● How to complete this task
The answer is every line in the data below that contains the word "version".

● Study material

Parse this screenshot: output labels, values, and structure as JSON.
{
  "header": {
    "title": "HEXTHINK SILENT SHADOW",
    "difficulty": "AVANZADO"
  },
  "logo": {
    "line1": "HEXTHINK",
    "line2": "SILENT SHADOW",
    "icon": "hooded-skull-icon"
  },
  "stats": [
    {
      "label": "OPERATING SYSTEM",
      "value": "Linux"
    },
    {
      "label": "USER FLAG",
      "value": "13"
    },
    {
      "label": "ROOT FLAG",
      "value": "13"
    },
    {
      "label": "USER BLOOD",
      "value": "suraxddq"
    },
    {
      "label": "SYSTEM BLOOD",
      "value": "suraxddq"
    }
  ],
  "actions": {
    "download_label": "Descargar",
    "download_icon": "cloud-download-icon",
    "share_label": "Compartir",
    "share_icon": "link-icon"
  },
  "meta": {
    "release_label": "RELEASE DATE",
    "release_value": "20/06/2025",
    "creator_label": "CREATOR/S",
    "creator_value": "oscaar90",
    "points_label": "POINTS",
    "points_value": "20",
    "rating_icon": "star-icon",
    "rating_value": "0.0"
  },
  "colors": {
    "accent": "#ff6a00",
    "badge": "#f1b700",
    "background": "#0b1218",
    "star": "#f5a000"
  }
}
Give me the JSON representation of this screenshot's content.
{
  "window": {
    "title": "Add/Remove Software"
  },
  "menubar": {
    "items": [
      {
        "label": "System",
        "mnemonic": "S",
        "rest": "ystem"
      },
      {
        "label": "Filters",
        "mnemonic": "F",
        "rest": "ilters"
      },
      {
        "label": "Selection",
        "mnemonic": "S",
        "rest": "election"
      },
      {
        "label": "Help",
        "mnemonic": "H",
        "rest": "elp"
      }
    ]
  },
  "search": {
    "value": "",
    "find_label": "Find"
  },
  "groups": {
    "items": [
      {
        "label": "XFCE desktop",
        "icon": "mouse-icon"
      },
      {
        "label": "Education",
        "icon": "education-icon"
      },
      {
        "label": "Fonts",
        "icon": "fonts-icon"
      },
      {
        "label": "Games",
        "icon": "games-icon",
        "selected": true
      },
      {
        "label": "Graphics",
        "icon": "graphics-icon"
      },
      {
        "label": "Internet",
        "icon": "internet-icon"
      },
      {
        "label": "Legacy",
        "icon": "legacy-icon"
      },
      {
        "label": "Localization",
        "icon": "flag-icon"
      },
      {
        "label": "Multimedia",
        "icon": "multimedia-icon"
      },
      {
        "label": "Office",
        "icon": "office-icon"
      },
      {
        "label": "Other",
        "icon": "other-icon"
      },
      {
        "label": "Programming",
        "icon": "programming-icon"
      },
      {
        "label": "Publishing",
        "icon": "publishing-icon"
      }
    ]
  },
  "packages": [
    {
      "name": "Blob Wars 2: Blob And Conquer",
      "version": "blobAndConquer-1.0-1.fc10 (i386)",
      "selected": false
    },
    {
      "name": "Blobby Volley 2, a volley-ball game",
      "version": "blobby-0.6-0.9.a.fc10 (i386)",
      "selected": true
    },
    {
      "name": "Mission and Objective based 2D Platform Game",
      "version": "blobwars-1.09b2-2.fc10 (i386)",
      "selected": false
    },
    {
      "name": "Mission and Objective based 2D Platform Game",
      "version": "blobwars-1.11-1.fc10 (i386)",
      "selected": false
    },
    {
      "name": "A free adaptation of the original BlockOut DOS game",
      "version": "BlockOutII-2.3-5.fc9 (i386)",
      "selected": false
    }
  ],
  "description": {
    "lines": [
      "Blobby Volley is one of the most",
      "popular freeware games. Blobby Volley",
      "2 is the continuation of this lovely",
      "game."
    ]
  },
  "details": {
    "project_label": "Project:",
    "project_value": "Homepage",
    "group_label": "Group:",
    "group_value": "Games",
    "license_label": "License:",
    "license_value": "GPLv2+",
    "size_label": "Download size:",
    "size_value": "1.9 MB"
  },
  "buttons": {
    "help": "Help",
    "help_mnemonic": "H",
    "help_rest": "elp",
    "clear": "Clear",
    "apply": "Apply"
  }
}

● The answer
      "version": "blobAndConquer-1.0-1.fc10 (i386)",
      "version": "blobby-0.6-0.9.a.fc10 (i386)",
      "version": "blobwars-1.09b2-2.fc10 (i386)",
      "version": "blobwars-1.11-1.fc10 (i386)",
      "version": "BlockOutII-2.3-5.fc9 (i386)",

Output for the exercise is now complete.